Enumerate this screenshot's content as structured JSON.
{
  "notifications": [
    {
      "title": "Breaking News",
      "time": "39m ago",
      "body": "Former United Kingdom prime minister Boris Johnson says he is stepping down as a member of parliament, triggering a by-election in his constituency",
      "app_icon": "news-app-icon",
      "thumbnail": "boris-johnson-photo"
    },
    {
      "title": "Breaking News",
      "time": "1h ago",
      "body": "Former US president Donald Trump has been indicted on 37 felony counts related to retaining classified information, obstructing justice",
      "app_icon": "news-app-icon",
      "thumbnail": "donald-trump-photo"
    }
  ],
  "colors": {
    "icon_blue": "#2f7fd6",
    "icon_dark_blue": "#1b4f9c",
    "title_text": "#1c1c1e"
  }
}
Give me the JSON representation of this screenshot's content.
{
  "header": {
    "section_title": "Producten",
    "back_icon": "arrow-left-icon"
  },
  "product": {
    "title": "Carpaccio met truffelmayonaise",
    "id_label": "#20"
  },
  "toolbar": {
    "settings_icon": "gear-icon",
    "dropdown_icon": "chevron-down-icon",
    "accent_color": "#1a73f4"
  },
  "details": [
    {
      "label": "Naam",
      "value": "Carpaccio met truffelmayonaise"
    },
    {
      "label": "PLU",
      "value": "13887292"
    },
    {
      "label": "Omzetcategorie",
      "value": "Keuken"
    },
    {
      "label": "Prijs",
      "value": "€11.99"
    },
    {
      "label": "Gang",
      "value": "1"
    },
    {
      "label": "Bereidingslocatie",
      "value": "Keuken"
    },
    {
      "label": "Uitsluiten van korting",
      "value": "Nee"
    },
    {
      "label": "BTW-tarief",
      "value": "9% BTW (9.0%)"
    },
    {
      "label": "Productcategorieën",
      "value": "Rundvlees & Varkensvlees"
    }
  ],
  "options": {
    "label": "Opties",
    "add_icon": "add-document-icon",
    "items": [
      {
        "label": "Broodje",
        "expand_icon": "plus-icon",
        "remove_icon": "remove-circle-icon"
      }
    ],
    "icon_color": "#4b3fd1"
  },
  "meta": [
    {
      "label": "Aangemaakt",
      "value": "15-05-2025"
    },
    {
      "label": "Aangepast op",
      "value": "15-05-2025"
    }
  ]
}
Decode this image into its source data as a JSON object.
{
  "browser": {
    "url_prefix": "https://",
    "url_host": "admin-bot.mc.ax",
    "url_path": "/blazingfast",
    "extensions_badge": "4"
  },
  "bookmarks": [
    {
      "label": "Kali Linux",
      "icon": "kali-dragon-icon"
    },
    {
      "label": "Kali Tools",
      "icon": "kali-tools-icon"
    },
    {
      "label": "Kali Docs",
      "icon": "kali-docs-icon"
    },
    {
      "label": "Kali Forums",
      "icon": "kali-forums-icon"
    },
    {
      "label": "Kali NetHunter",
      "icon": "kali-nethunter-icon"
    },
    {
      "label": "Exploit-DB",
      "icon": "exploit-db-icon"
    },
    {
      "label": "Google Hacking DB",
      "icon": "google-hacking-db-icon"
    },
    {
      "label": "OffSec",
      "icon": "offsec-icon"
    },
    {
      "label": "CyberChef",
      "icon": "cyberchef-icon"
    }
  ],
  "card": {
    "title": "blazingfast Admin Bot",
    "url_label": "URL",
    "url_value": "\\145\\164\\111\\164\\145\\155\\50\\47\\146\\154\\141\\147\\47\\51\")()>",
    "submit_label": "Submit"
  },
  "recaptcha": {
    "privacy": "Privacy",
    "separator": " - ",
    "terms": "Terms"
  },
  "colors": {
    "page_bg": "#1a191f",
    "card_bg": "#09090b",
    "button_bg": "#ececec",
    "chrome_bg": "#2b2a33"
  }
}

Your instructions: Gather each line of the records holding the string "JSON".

Final answer:
Enumerate this screenshot's content as structured JSON.
Give me the JSON representation of this screenshot's content.
Decode this image into its source data as a JSON object.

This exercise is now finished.